▶ **Problem details**
Print out each entry below in full, exactly as given, excluding pictures.
Start of Block
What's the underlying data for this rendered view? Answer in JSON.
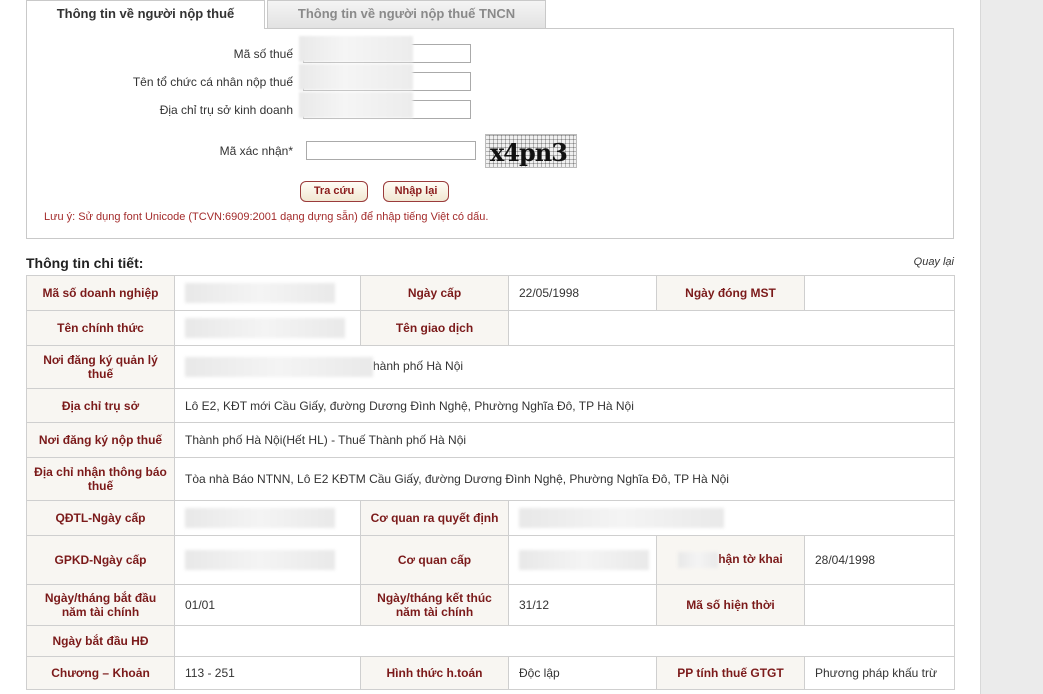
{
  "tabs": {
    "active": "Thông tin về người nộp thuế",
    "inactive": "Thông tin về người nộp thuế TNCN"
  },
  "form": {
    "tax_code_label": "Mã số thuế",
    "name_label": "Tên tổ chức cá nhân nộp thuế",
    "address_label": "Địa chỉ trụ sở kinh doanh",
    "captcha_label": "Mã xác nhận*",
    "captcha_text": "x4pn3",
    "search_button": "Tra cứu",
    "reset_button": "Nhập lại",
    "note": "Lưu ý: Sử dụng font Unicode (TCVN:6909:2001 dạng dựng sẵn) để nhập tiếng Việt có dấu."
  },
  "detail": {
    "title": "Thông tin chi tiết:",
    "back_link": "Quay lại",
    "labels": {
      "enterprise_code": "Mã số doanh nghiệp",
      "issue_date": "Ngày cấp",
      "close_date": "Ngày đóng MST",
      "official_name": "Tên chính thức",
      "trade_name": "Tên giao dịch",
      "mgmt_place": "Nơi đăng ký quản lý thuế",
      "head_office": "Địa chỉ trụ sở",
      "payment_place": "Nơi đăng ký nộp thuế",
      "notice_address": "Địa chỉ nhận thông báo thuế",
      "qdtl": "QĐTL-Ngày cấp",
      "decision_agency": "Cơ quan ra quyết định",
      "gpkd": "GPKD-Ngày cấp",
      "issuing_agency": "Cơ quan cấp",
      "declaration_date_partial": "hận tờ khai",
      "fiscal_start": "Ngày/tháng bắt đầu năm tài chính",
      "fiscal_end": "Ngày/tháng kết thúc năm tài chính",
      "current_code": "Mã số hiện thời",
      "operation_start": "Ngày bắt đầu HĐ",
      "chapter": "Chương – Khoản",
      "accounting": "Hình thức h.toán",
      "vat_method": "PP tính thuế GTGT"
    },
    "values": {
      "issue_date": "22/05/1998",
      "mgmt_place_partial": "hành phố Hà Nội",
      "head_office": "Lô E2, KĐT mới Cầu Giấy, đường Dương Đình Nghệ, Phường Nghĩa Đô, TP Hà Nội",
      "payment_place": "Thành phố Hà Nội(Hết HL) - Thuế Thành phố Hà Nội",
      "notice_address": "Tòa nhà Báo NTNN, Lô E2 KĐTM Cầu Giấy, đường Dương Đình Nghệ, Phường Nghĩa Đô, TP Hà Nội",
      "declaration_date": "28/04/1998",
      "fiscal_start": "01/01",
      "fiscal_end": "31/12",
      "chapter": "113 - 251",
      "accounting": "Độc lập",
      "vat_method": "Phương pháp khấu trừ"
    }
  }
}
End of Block
▶ **Solution to the problem**
What's the underlying data for this rendered view? Answer in JSON.
{
  "tabs": {
    "active": "Thông tin về người nộp thuế",
    "inactive": "Thông tin về người nộp thuế TNCN"
  },
  "form": {
    "tax_code_label": "Mã số thuế",
    "name_label": "Tên tổ chức cá nhân nộp thuế",
    "address_label": "Địa chỉ trụ sở kinh doanh",
    "captcha_label": "Mã xác nhận*",
    "captcha_text": "x4pn3",
    "search_button": "Tra cứu",
    "reset_button": "Nhập lại",
    "note": "Lưu ý: Sử dụng font Unicode (TCVN:6909:2001 dạng dựng sẵn) để nhập tiếng Việt có dấu."
  },
  "detail": {
    "title": "Thông tin chi tiết:",
    "back_link": "Quay lại",
    "labels": {
      "enterprise_code": "Mã số doanh nghiệp",
      "issue_date": "Ngày cấp",
      "close_date": "Ngày đóng MST",
      "official_name": "Tên chính thức",
      "trade_name": "Tên giao dịch",
      "mgmt_place": "Nơi đăng ký quản lý thuế",
      "head_office": "Địa chỉ trụ sở",
      "payment_place": "Nơi đăng ký nộp thuế",
      "notice_address": "Địa chỉ nhận thông báo thuế",
      "qdtl": "QĐTL-Ngày cấp",
      "decision_agency": "Cơ quan ra quyết định",
      "gpkd": "GPKD-Ngày cấp",
      "issuing_agency": "Cơ quan cấp",
      "declaration_date_partial": "hận tờ khai",
      "fiscal_start": "Ngày/tháng bắt đầu năm tài chính",
      "fiscal_end": "Ngày/tháng kết thúc năm tài chính",
      "current_code": "Mã số hiện thời",
      "operation_start": "Ngày bắt đầu HĐ",
      "chapter": "Chương – Khoản",
      "accounting": "Hình thức h.toán",
      "vat_method": "PP tính thuế GTGT"
    },
    "values": {
      "issue_date": "22/05/1998",
      "mgmt_place_partial": "hành phố Hà Nội",
      "head_office": "Lô E2, KĐT mới Cầu Giấy, đường Dương Đình Nghệ, Phường Nghĩa Đô, TP Hà Nội",
      "payment_place": "Thành phố Hà Nội(Hết HL) - Thuế Thành phố Hà Nội",
      "notice_address": "Tòa nhà Báo NTNN, Lô E2 KĐTM Cầu Giấy, đường Dương Đình Nghệ, Phường Nghĩa Đô, TP Hà Nội",
      "declaration_date": "28/04/1998",
      "fiscal_start": "01/01",
      "fiscal_end": "31/12",
      "chapter": "113 - 251",
      "accounting": "Độc lập",
      "vat_method": "Phương pháp khấu trừ"
    }
  }
}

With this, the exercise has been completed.